A driving thirst for knowledge and self betterment.
The knowledge to build most, if not all, of your product.
The bootcamp student will not likely have a computer science background, and that’s ok. I have personally hired students out of: The Starter League, The Startup Institute, Dev Bootcamp, and Mobile Makers. No matter where they come from, no matter what the instructional content or curriculum, every one of the students that I have hired share the drive and passion for learning and doing amazing work. And they get better. They continue learning. And they really want to blow you away.
So, the next time you need to hire a developer, consider the person who upended their life, spent about $10,000, and now just wants to code. Hire the person who wants to knock off out of the hemisphere for you. Hire a bootcamp student.
Author Bio: Don has been a professional software developer in Chicago since 1990 during which time, he has had the great fortune to work at many types of companies employing varied technologies.
A few years ago, Don decided to give back to the Chicago community. He sought out opportunities to lend his experience to those who might benefit. He began mentoring at the Founder Institute and then The Code Academy (now The Starter League). In the summer of 2011, Don co-founded The Mobile Makers Academy and is the lead instructor, ushering much needed iOS development talent into new careers. While Don is currently leading classes at The Mobile Makers Academy, he is also mentoring at Dev Bootcamp.

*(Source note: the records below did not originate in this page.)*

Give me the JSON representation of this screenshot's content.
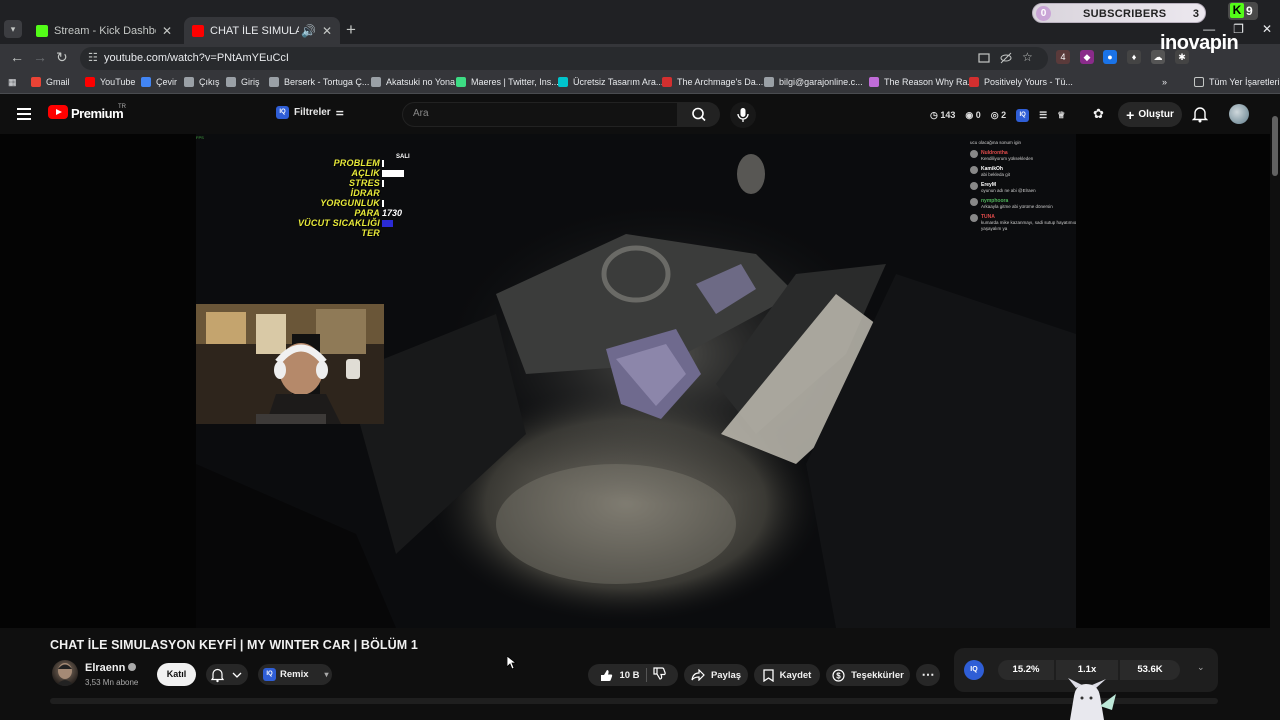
{
  "browser": {
    "tabs": [
      {
        "label": "Stream - Kick Dashboard",
        "favicon_color": "#53fc18"
      },
      {
        "label": "CHAT İLE SIMULASYON KEYİ",
        "favicon_color": "#ff0000"
      }
    ],
    "url": "youtube.com/watch?v=PNtAmYEuCcI",
    "bookmarks": [
      {
        "label": "Gmail",
        "color": "#ea4335"
      },
      {
        "label": "YouTube",
        "color": "#ff0000"
      },
      {
        "label": "Çevir",
        "color": "#4285f4"
      },
      {
        "label": "Çıkış",
        "color": "#9aa0a6"
      },
      {
        "label": "Giriş",
        "color": "#9aa0a6"
      },
      {
        "label": "Berserk - Tortuga Ç...",
        "color": "#9aa0a6"
      },
      {
        "label": "Akatsuki no Yona",
        "color": "#9aa0a6"
      },
      {
        "label": "Maeres | Twitter, Ins...",
        "color": "#3ddc84"
      },
      {
        "label": "Ücretsiz Tasarım Ara...",
        "color": "#00c4cc"
      },
      {
        "label": "The Archmage's Da...",
        "color": "#d32f2f"
      },
      {
        "label": "bilgi@garajonline.c...",
        "color": "#9aa0a6"
      },
      {
        "label": "The Reason Why Ra...",
        "color": "#c06cd8"
      },
      {
        "label": "Positively Yours - Tü...",
        "color": "#d32f2f"
      }
    ],
    "bookmarks_more": "»",
    "all_bookmarks": "Tüm Yer İşaretleri"
  },
  "overlay": {
    "subscriber_current": "0",
    "subscriber_label": "SUBSCRIBERS",
    "subscriber_goal": "3",
    "kick_count": "9",
    "kick_letter": "K",
    "watermark": "inovapin"
  },
  "youtube": {
    "brand": "Premium",
    "region": "TR",
    "filters_label": "Filtreler",
    "iq_badge": "IQ",
    "search_placeholder": "Ara",
    "header_stats": [
      "143",
      "0",
      "2"
    ],
    "create_label": "Oluştur"
  },
  "video": {
    "title": "CHAT İLE SIMULASYON KEYFİ | MY WINTER CAR | BÖLÜM 1",
    "channel": "Elraenn",
    "subscribers": "3,53 Mn abone",
    "join_label": "Katıl",
    "remix_label": "Remix",
    "likes": "10 B",
    "share_label": "Paylaş",
    "save_label": "Kaydet",
    "thanks_label": "Teşekkürler",
    "iq_stats": [
      "15.2%",
      "1.1x",
      "53.6K"
    ]
  },
  "game_hud": {
    "day": "SALI",
    "stats": [
      {
        "label": "PROBLEM",
        "level": 0.02,
        "text": ""
      },
      {
        "label": "AÇLIK",
        "level": 0.6,
        "text": ""
      },
      {
        "label": "STRES",
        "level": 0.05,
        "text": ""
      },
      {
        "label": "İDRAR",
        "level": 0,
        "text": ""
      },
      {
        "label": "YORGUNLUK",
        "level": 0.04,
        "text": ""
      },
      {
        "label": "PARA",
        "level": 0,
        "text": "1730"
      },
      {
        "label": "VÜCUT SICAKLIĞI",
        "level": 0.3,
        "text": ""
      },
      {
        "label": "TER",
        "level": 0,
        "text": ""
      }
    ],
    "chat": [
      {
        "user": "",
        "msg": "ucu olacağına sonum igin"
      },
      {
        "user": "Nuldrontha",
        "msg": "Kendiliyorum yüksekleden"
      },
      {
        "user": "KamikOh",
        "msg": "abi bekleda git"
      },
      {
        "user": "EreyM",
        "msg": "oyunun adı ne abi @Elraen"
      },
      {
        "user": "nymphoora",
        "msg": "Arkaayla gitme abi yürüme dönersin"
      },
      {
        "user": "TUNA",
        "msg": "kumarda mike kazanmayı, sadi sutup hayatımıo yaşayalım ya"
      }
    ],
    "chat_colors": [
      "#e04b4b",
      "#ffffff",
      "#ffffff",
      "#4fb35a",
      "#e04b4b"
    ]
  }
}
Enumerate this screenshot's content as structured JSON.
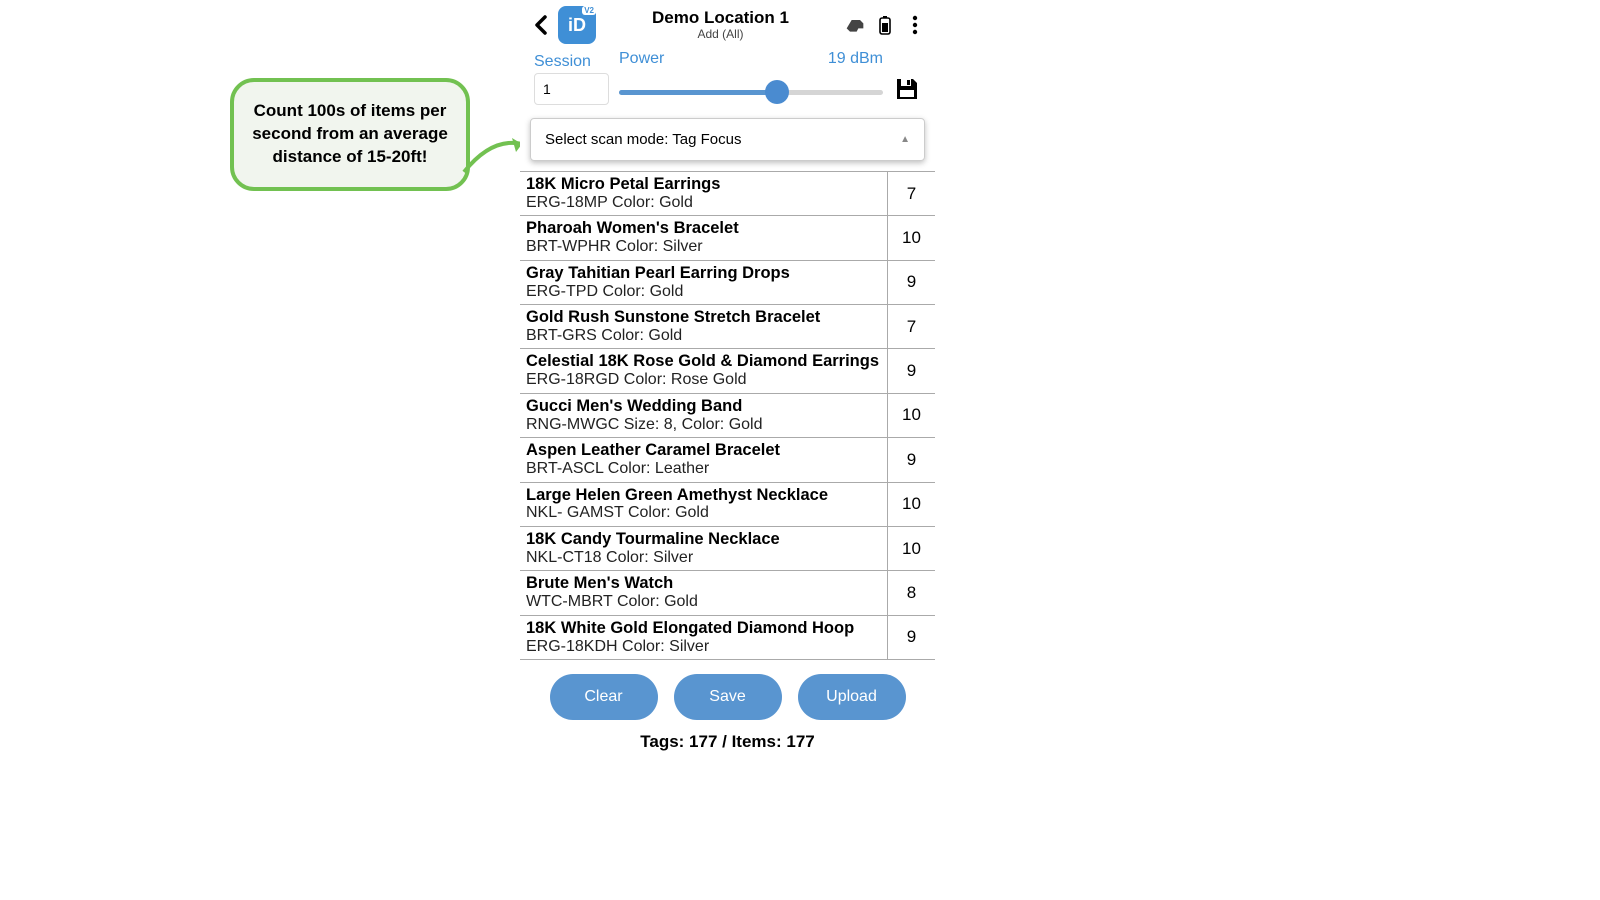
{
  "callout": {
    "text": "Count 100s of items per second from an average distance of 15-20ft!"
  },
  "header": {
    "title": "Demo Location 1",
    "subtitle": "Add (All)",
    "logo_text": "iD",
    "logo_badge": "V2"
  },
  "controls": {
    "session_label": "Session",
    "session_value": "1",
    "power_label": "Power",
    "power_value": "19 dBm",
    "slider_percent": 60
  },
  "dropdown": {
    "label_prefix": "Select scan mode:  ",
    "value": "Tag Focus"
  },
  "items": [
    {
      "name": "18K Micro Petal Earrings",
      "sub": "ERG-18MP Color: Gold",
      "count": 7
    },
    {
      "name": "Pharoah Women's Bracelet",
      "sub": "BRT-WPHR Color: Silver",
      "count": 10
    },
    {
      "name": "Gray Tahitian Pearl Earring Drops",
      "sub": "ERG-TPD Color: Gold",
      "count": 9
    },
    {
      "name": "Gold Rush Sunstone Stretch Bracelet",
      "sub": "BRT-GRS Color: Gold",
      "count": 7
    },
    {
      "name": "Celestial 18K Rose Gold & Diamond Earrings",
      "sub": "ERG-18RGD Color: Rose Gold",
      "count": 9
    },
    {
      "name": "Gucci Men's Wedding Band",
      "sub": "RNG-MWGC Size: 8, Color: Gold",
      "count": 10
    },
    {
      "name": "Aspen Leather Caramel Bracelet",
      "sub": "BRT-ASCL Color: Leather",
      "count": 9
    },
    {
      "name": "Large Helen Green Amethyst Necklace",
      "sub": "NKL- GAMST Color: Gold",
      "count": 10
    },
    {
      "name": "18K Candy Tourmaline Necklace",
      "sub": "NKL-CT18 Color: Silver",
      "count": 10
    },
    {
      "name": "Brute Men's Watch",
      "sub": "WTC-MBRT Color: Gold",
      "count": 8
    },
    {
      "name": "18K White Gold Elongated Diamond Hoop",
      "sub": "ERG-18KDH Color: Silver",
      "count": 9
    }
  ],
  "buttons": {
    "clear": "Clear",
    "save": "Save",
    "upload": "Upload"
  },
  "footer": {
    "stats": "Tags: 177 / Items: 177"
  }
}
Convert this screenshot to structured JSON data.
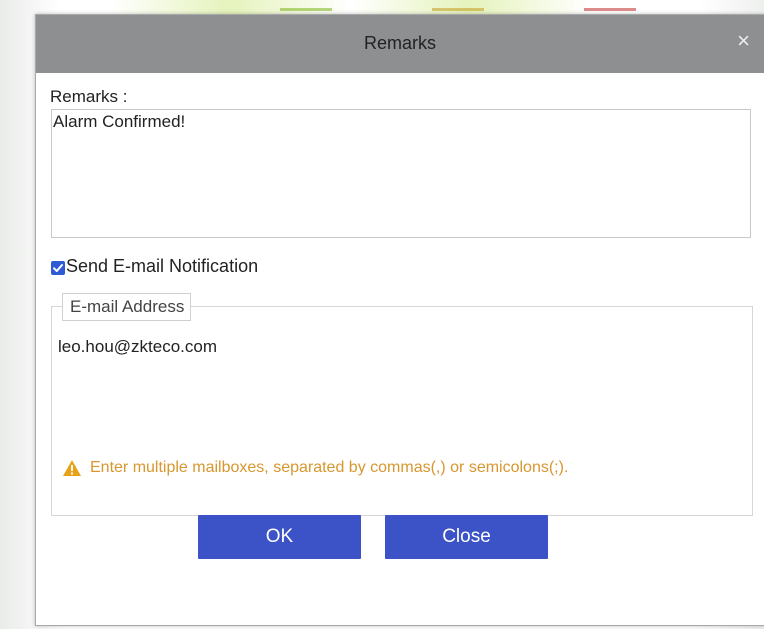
{
  "dialog": {
    "title": "Remarks",
    "close_glyph": "×",
    "remarks_label": "Remarks :",
    "remarks_value": "Alarm Confirmed!",
    "send_email": {
      "label": "Send E-mail Notification",
      "checked": true
    },
    "email": {
      "legend": "E-mail Address",
      "value": "leo.hou@zkteco.com",
      "hint_icon": "warning-icon",
      "hint": "Enter multiple mailboxes, separated by commas(,) or semicolons(;)."
    },
    "buttons": {
      "ok": "OK",
      "close": "Close"
    }
  },
  "colors": {
    "header_bg": "#8e8f91",
    "button_bg": "#3c52c7",
    "checkbox": "#2f5bd4",
    "hint_text": "#d9962e",
    "warning_icon": "#e8a21a"
  }
}
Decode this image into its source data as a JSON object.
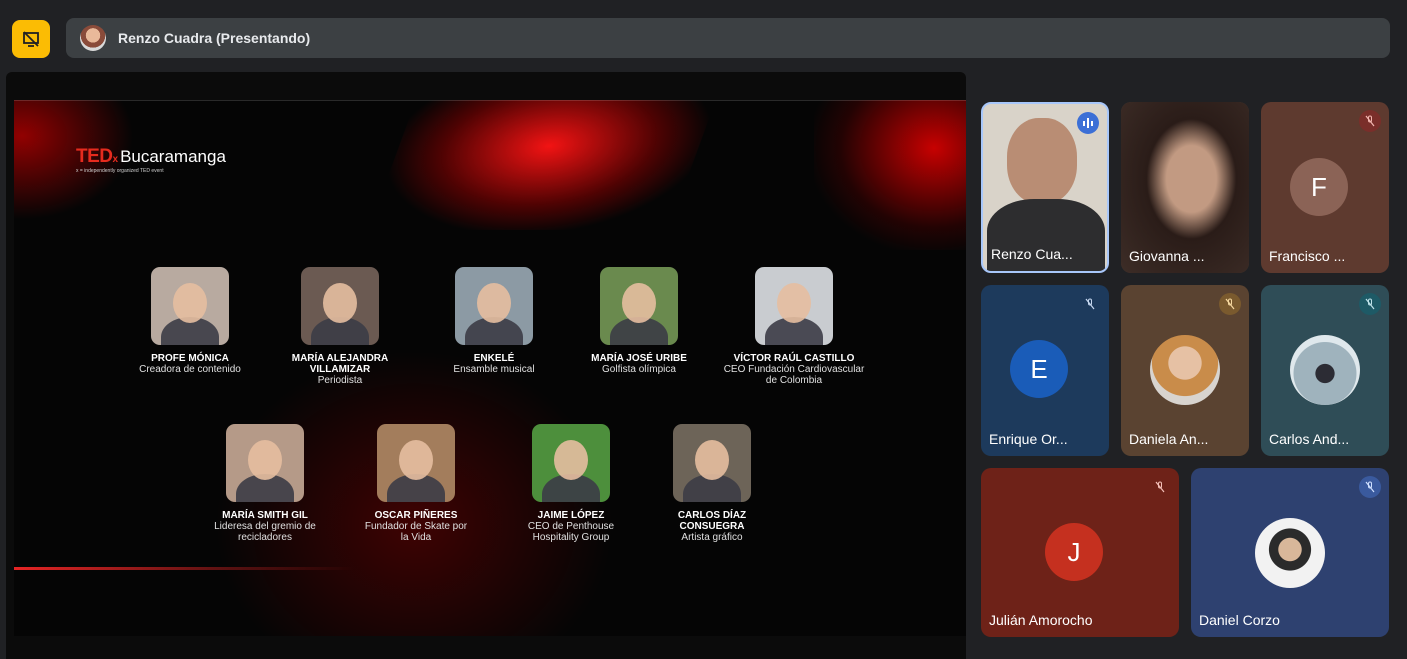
{
  "topbar": {
    "toggle_icon": "presentation-off-icon",
    "presenter_text": "Renzo Cuadra (Presentando)",
    "accent": "#fbbc04"
  },
  "slide": {
    "brand_ted": "TED",
    "brand_x": "x",
    "brand_city": "Bucaramanga",
    "brand_sub": "x = independently organized TED event",
    "speakers_row1": [
      {
        "name": "PROFE MÓNICA",
        "role": "Creadora de contenido"
      },
      {
        "name": "MARÍA ALEJANDRA VILLAMIZAR",
        "role": "Periodista"
      },
      {
        "name": "ENKELÉ",
        "role": "Ensamble musical"
      },
      {
        "name": "MARÍA JOSÉ URIBE",
        "role": "Golfista olímpica"
      },
      {
        "name": "VÍCTOR RAÚL CASTILLO",
        "role": "CEO Fundación Cardiovascular de Colombia"
      }
    ],
    "speakers_row2": [
      {
        "name": "MARÍA SMITH GIL",
        "role": "Lideresa del gremio de recicladores"
      },
      {
        "name": "OSCAR PIÑERES",
        "role": "Fundador de Skate por la Vida"
      },
      {
        "name": "JAIME LÓPEZ",
        "role": "CEO de Penthouse Hospitality Group"
      },
      {
        "name": "CARLOS DÍAZ CONSUEGRA",
        "role": "Artista gráfico"
      }
    ]
  },
  "participants": [
    {
      "name": "Renzo Cua...",
      "type": "video",
      "speaking": true
    },
    {
      "name": "Giovanna ...",
      "type": "video"
    },
    {
      "name": "Francisco ...",
      "letter": "F",
      "muted": true
    },
    {
      "name": "Enrique Or...",
      "letter": "E",
      "muted": true
    },
    {
      "name": "Daniela An...",
      "type": "avatar",
      "muted": true
    },
    {
      "name": "Carlos And...",
      "type": "avatar",
      "muted": true
    },
    {
      "name": "Julián Amorocho",
      "letter": "J",
      "muted": true
    },
    {
      "name": "Daniel Corzo",
      "type": "avatar",
      "muted": true
    }
  ]
}
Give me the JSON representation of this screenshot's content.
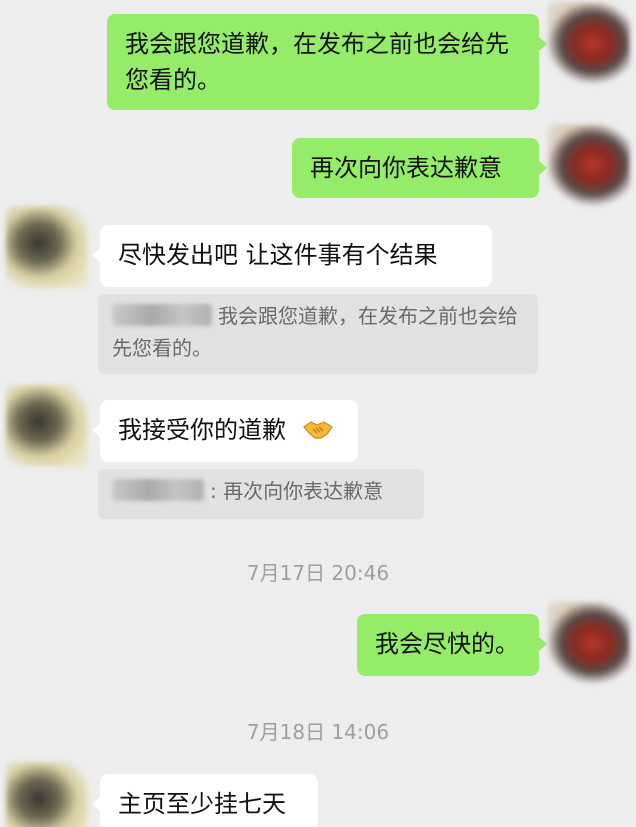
{
  "messages": [
    {
      "sender": "self",
      "text": "我会跟您道歉，在发布之前也会给先您看的。"
    },
    {
      "sender": "self",
      "text": "再次向你表达歉意"
    },
    {
      "sender": "other",
      "text": "尽快发出吧 让这件事有个结果",
      "quote": {
        "author": "",
        "text": "我会跟您道歉，在发布之前也会给先您看的。"
      }
    },
    {
      "sender": "other",
      "text": "我接受你的道歉",
      "emoji": "handshake-emoji",
      "quote": {
        "author": "",
        "text": "再次向你表达歉意"
      }
    },
    {
      "sender": "self",
      "text": "我会尽快的。"
    },
    {
      "sender": "other",
      "text": "主页至少挂七天"
    }
  ],
  "timestamps": [
    "7月17日 20:46",
    "7月18日 14:06"
  ],
  "colors": {
    "background": "#ededed",
    "self_bubble": "#95ec69",
    "other_bubble": "#ffffff",
    "quote_bg": "#e1e1e1",
    "timestamp_text": "#9e9e9e"
  },
  "quote_separator": ":"
}
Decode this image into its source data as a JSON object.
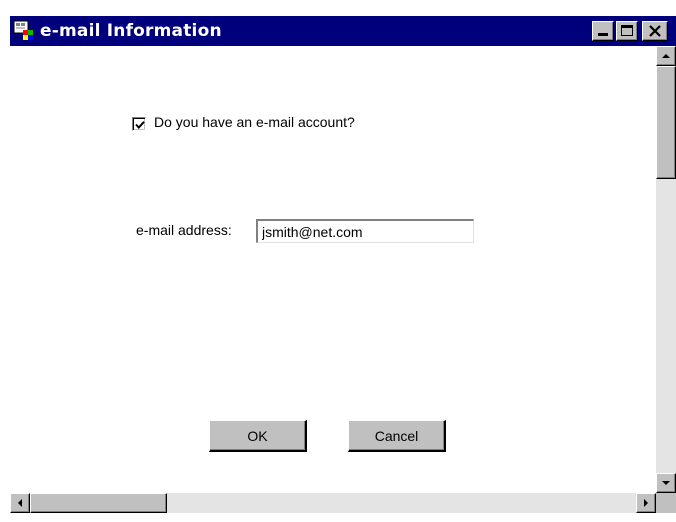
{
  "window": {
    "title": "e-mail Information",
    "app_icon": "app-icon",
    "controls": {
      "minimize_icon": "minimize-icon",
      "maximize_icon": "maximize-icon",
      "close_icon": "close-icon"
    }
  },
  "form": {
    "has_account_label": "Do you have an e-mail account?",
    "has_account_checked": true,
    "email_label": "e-mail address:",
    "email_value": "jsmith@net.com"
  },
  "buttons": {
    "ok_label": "OK",
    "cancel_label": "Cancel"
  },
  "colors": {
    "titlebar": "#00007c",
    "face": "#c0c0c0"
  }
}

Don has been an outspoken advocate for women and girls in tech, seeking to bridge the technology gap by exposing the fun and creative side of programming. He frequently mentors both high school and college students who display an interest in technology and coding.
Don is also a partner and co-founder of Eight Bit Studios. He loves meeting new developers, seeing their tremendous potential, and giving them the opportunity to be great. At Eight Bit Studios, Don develops software on various studio projects, careful to learn something new with each one.